======== Exercise input

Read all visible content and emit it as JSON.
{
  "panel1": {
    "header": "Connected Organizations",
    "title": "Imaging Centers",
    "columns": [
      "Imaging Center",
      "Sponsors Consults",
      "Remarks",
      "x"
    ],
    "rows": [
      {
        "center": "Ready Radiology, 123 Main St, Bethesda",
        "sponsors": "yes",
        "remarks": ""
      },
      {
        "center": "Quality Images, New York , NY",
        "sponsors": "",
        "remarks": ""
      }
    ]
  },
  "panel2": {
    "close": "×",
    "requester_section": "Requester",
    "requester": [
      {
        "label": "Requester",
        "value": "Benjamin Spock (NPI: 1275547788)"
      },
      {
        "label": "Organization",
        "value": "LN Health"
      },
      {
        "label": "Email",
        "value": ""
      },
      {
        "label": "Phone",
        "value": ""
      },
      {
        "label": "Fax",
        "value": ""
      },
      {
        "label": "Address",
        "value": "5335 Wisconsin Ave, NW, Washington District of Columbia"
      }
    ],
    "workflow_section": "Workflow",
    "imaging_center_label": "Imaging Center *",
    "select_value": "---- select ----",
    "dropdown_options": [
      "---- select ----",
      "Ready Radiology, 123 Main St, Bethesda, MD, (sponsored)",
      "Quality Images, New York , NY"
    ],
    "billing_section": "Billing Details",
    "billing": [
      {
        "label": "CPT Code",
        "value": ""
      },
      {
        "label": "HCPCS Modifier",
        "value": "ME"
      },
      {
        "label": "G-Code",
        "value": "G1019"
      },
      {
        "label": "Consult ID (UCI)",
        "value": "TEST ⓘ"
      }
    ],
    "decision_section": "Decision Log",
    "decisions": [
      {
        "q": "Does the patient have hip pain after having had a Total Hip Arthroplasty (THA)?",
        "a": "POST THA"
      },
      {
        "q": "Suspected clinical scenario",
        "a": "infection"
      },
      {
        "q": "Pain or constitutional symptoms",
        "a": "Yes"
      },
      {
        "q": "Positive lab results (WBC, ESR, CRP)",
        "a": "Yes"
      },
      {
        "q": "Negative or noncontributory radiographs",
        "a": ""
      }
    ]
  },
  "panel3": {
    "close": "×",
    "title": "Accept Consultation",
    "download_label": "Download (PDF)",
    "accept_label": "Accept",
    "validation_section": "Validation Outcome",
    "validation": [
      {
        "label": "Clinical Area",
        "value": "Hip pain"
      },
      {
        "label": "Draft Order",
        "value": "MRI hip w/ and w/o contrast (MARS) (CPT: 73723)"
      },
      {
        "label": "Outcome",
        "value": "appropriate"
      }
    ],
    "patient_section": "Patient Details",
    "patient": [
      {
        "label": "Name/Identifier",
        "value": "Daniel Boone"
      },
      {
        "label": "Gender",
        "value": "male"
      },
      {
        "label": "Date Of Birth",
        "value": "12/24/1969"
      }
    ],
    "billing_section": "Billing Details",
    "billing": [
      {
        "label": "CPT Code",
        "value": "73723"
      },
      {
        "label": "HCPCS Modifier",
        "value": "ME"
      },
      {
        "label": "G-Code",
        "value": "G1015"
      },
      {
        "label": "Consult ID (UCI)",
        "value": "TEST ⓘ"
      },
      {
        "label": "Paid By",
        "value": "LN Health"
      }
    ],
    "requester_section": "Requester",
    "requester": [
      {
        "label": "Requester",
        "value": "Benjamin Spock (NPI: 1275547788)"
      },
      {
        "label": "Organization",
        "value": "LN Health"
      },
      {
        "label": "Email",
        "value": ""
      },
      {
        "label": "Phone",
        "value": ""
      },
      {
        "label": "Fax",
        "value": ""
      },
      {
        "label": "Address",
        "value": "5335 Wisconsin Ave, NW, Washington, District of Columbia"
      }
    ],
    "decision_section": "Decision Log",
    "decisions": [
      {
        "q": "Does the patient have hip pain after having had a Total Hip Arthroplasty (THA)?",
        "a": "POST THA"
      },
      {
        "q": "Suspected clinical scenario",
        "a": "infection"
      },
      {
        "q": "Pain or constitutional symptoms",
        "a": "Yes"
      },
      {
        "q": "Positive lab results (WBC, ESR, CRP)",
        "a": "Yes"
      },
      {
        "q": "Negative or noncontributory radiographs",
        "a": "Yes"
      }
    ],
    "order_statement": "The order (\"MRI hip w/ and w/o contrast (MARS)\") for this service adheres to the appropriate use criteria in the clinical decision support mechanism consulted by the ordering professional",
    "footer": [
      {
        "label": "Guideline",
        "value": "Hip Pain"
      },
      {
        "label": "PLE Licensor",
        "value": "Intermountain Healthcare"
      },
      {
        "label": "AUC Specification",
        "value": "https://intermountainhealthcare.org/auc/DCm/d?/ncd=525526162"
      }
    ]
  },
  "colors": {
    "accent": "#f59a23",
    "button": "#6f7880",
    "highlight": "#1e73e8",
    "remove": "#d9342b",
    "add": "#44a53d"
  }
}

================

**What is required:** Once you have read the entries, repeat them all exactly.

**Exercise result:**
Read all visible content and emit it as JSON.
{
  "panel1": {
    "header": "Connected Organizations",
    "title": "Imaging Centers",
    "columns": [
      "Imaging Center",
      "Sponsors Consults",
      "Remarks",
      "x"
    ],
    "rows": [
      {
        "center": "Ready Radiology, 123 Main St, Bethesda",
        "sponsors": "yes",
        "remarks": ""
      },
      {
        "center": "Quality Images, New York , NY",
        "sponsors": "",
        "remarks": ""
      }
    ]
  },
  "panel2": {
    "close": "×",
    "requester_section": "Requester",
    "requester": [
      {
        "label": "Requester",
        "value": "Benjamin Spock (NPI: 1275547788)"
      },
      {
        "label": "Organization",
        "value": "LN Health"
      },
      {
        "label": "Email",
        "value": ""
      },
      {
        "label": "Phone",
        "value": ""
      },
      {
        "label": "Fax",
        "value": ""
      },
      {
        "label": "Address",
        "value": "5335 Wisconsin Ave, NW, Washington District of Columbia"
      }
    ],
    "workflow_section": "Workflow",
    "imaging_center_label": "Imaging Center *",
    "select_value": "---- select ----",
    "dropdown_options": [
      "---- select ----",
      "Ready Radiology, 123 Main St, Bethesda, MD, (sponsored)",
      "Quality Images, New York , NY"
    ],
    "billing_section": "Billing Details",
    "billing": [
      {
        "label": "CPT Code",
        "value": ""
      },
      {
        "label": "HCPCS Modifier",
        "value": "ME"
      },
      {
        "label": "G-Code",
        "value": "G1019"
      },
      {
        "label": "Consult ID (UCI)",
        "value": "TEST ⓘ"
      }
    ],
    "decision_section": "Decision Log",
    "decisions": [
      {
        "q": "Does the patient have hip pain after having had a Total Hip Arthroplasty (THA)?",
        "a": "POST THA"
      },
      {
        "q": "Suspected clinical scenario",
        "a": "infection"
      },
      {
        "q": "Pain or constitutional symptoms",
        "a": "Yes"
      },
      {
        "q": "Positive lab results (WBC, ESR, CRP)",
        "a": "Yes"
      },
      {
        "q": "Negative or noncontributory radiographs",
        "a": ""
      }
    ]
  },
  "panel3": {
    "close": "×",
    "title": "Accept Consultation",
    "download_label": "Download (PDF)",
    "accept_label": "Accept",
    "validation_section": "Validation Outcome",
    "validation": [
      {
        "label": "Clinical Area",
        "value": "Hip pain"
      },
      {
        "label": "Draft Order",
        "value": "MRI hip w/ and w/o contrast (MARS) (CPT: 73723)"
      },
      {
        "label": "Outcome",
        "value": "appropriate"
      }
    ],
    "patient_section": "Patient Details",
    "patient": [
      {
        "label": "Name/Identifier",
        "value": "Daniel Boone"
      },
      {
        "label": "Gender",
        "value": "male"
      },
      {
        "label": "Date Of Birth",
        "value": "12/24/1969"
      }
    ],
    "billing_section": "Billing Details",
    "billing": [
      {
        "label": "CPT Code",
        "value": "73723"
      },
      {
        "label": "HCPCS Modifier",
        "value": "ME"
      },
      {
        "label": "G-Code",
        "value": "G1015"
      },
      {
        "label": "Consult ID (UCI)",
        "value": "TEST ⓘ"
      },
      {
        "label": "Paid By",
        "value": "LN Health"
      }
    ],
    "requester_section": "Requester",
    "requester": [
      {
        "label": "Requester",
        "value": "Benjamin Spock (NPI: 1275547788)"
      },
      {
        "label": "Organization",
        "value": "LN Health"
      },
      {
        "label": "Email",
        "value": ""
      },
      {
        "label": "Phone",
        "value": ""
      },
      {
        "label": "Fax",
        "value": ""
      },
      {
        "label": "Address",
        "value": "5335 Wisconsin Ave, NW, Washington, District of Columbia"
      }
    ],
    "decision_section": "Decision Log",
    "decisions": [
      {
        "q": "Does the patient have hip pain after having had a Total Hip Arthroplasty (THA)?",
        "a": "POST THA"
      },
      {
        "q": "Suspected clinical scenario",
        "a": "infection"
      },
      {
        "q": "Pain or constitutional symptoms",
        "a": "Yes"
      },
      {
        "q": "Positive lab results (WBC, ESR, CRP)",
        "a": "Yes"
      },
      {
        "q": "Negative or noncontributory radiographs",
        "a": "Yes"
      }
    ],
    "order_statement": "The order (\"MRI hip w/ and w/o contrast (MARS)\") for this service adheres to the appropriate use criteria in the clinical decision support mechanism consulted by the ordering professional",
    "footer": [
      {
        "label": "Guideline",
        "value": "Hip Pain"
      },
      {
        "label": "PLE Licensor",
        "value": "Intermountain Healthcare"
      },
      {
        "label": "AUC Specification",
        "value": "https://intermountainhealthcare.org/auc/DCm/d?/ncd=525526162"
      }
    ]
  },
  "colors": {
    "accent": "#f59a23",
    "button": "#6f7880",
    "highlight": "#1e73e8",
    "remove": "#d9342b",
    "add": "#44a53d"
  }
}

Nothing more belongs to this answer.